Sen. Barack Obama said Friday that as president he would personally negotiate with Iran, offering economic incentives and a chance for peaceful relations if Iranian leaders would forego pursuit of nuclear weapons and support of terrorists.

Citing a long history of progress through diplomatic gestures toward China and the former Soviet Union, Obama laid out in stronger terms his call for diplomacy with Iran — a policy with greater emphasis on negotiation than the Bush administration policy and a stance that has been ridiculed by his fellow Democratic presidential candidates.

"It has consequences not only for our strategic interests, it has consequences for our troops in Iraq and it has consequences for our economy," Obama told NBC's "Today" show.

He said in an interview with The New York Times that Iran could possibly be rewarded with membership in the World Trade Organization and other economic benefits if the country shows "changes in behavior."

The Democratic presidential candidate discussed his hopes for diplomacy after introducing a Senate resolution late Thursday that says President Bush does not have authority to use military force against Iran, the latest move in a debate with presidential rival Hillary Rodham Clinton about how to respond to that country's nuclear ambitions.

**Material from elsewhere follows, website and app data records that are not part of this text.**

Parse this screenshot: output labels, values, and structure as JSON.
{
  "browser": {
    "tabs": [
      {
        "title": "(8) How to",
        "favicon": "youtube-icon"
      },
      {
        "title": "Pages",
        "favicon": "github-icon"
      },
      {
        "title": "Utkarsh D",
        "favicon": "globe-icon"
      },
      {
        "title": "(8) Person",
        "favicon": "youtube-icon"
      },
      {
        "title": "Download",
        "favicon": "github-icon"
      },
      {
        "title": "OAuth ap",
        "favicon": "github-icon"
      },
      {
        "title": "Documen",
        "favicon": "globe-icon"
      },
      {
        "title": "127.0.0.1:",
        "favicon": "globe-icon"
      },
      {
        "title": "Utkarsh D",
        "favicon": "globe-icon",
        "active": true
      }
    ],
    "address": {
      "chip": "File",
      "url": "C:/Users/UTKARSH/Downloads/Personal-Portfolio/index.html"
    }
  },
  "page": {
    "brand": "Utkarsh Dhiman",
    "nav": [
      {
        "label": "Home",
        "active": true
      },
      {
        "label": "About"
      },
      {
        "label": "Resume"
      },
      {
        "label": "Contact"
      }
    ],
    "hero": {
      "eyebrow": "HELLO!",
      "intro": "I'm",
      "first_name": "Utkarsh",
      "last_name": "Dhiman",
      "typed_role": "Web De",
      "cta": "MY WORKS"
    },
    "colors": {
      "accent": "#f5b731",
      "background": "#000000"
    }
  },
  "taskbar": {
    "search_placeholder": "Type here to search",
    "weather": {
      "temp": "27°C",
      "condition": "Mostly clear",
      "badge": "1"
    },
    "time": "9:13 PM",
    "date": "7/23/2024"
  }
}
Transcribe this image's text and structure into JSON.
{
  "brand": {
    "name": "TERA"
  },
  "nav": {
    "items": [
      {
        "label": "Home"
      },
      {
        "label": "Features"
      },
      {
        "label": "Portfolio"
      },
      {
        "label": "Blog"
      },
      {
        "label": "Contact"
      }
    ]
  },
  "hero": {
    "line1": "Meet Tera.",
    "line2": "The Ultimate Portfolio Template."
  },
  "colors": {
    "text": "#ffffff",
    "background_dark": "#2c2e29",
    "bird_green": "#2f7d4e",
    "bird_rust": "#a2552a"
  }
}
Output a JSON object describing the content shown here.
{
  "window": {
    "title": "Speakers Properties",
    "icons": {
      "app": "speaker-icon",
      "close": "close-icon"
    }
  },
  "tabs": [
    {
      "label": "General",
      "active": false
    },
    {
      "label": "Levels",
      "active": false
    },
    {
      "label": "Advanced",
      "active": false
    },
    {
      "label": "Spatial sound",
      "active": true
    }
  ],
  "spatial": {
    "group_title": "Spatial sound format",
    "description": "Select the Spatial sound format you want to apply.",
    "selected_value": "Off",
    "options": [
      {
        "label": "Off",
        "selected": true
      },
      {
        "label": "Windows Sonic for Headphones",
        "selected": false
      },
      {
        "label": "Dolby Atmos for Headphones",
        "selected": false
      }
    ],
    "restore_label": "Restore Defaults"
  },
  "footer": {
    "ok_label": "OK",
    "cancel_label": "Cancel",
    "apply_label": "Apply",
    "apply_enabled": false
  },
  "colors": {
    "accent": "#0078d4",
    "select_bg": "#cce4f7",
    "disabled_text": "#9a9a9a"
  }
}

Clinton's campaign accused Obama of playing politics instead of taking a leadership role from the outset.

But Obama spokesman Bill Burton said the Illinois senator drafted the measure in an effort to "nullify the vote the Senate took to give the president the benefit of the doubt on Iran."

Burton was referring to an amendment sponsored by Sens. Jon Kyl, R-Ariz., and Joe Lieberman, an independent from Connecticut, that passed 76-22 on Sept. 26 and designates Iran's Revolutionary Guard as a terrorist organization.

On the campaign stump Thursday in Durham, N.C., Obama discussed his disagreements with Clinton over her support of the Iraq war resolution and her recent vote for the Iran amendment, saying, "You can't be fooled twice."

Obama then reminded the crowd that Clinton called him naive for saying he'd meet with the Iranian president, and defiantly said, "I'm not afraid of negotiating with anybody. I fear no man. Or woman."

Clinton was the only Senate Democrat running for president to support the Iran measure, and her rivals have argued that Bush could use it to justify war with Iran. Clinton insists her vote would not support military strikes and instead was a vote for stepped-up diplomacy.

Last week, the Bush administration declared the Revolutionary Guard a proliferator of weapons of mass destruction and announced new sanctions meant to isolate Iran. The Iranian government contends its nuclear program is aimed only toward providing nuclear power.

Clinton and 29 other senators wrote to Bush Thursday to tell him he has no congressional authority for war with Iran.

The four Democratic senators running for the White House split over whether to sign the letter. Chris Dodd of Connecticut added his support, while Obama and Joe Biden of Delaware declined.

The letter accuses Bush of "provocative statements and actions stemming from your administration with respect to possible U.S. military action in Iran."

"We wish to emphasize that no congressional authority exists for unilateral military action against Iran," it says. That includes the Kyl-Lieberman amendment, the letter says.

Obama missed the vote on the amendment because he was campaigning. Clinton spokesman Phil Singer said if Obama was so concerned about the amendment, he should have been there to vote against it. Singer said Obama also should have signed Webb's letter and co-sponsored two other pieces of legislation that reaffirm the president cannot use force against Iran without congressional approval.

"It's unfortunate that (Senator) Obama is abandoning the politics of hope in favor of the kind of political games he is so critical of in his book," Singer said. He pointed to a passage in "The Audacity of Hope" where Obama is critical of the tendency to "exaggerate or demonize, oversimplify or overstate our case."

Said Obama spokesman Bill Burton: "With her vote for the war in Iraq and her vote for the Kyl-Lieberman amendment, Hillary Clinton has now given George Bush the benefit of the doubt not once, but twice. While she's trying her best to change her position on yet another critical issue facing our country, Senator Obama knows that it takes legislation, not letters, to undo the vote that she cast."

His resolution says any offensive military action against Iran must be explicitly authorized by Congress, and seeks to clarify that nothing approved so far provides that authority.

Biden spokeswoman Elizabeth Alexander said Biden believes the amendment could be used to justify military action.

"He has also made clear many times his view that the president lacks the authority to use force against Iran absent authorization from Congress," she said. "He didn't need to clarify that position. He's been clear from the start."

Even though Dodd shares that view, he signed the letter because "we felt that it was necessary to make it clear that this administration cannot take military action against Iran without the express authorization of Congress," said Dodd spokesman Hari Sevugan.

FOX News' Bonney Kapp contributed to this report.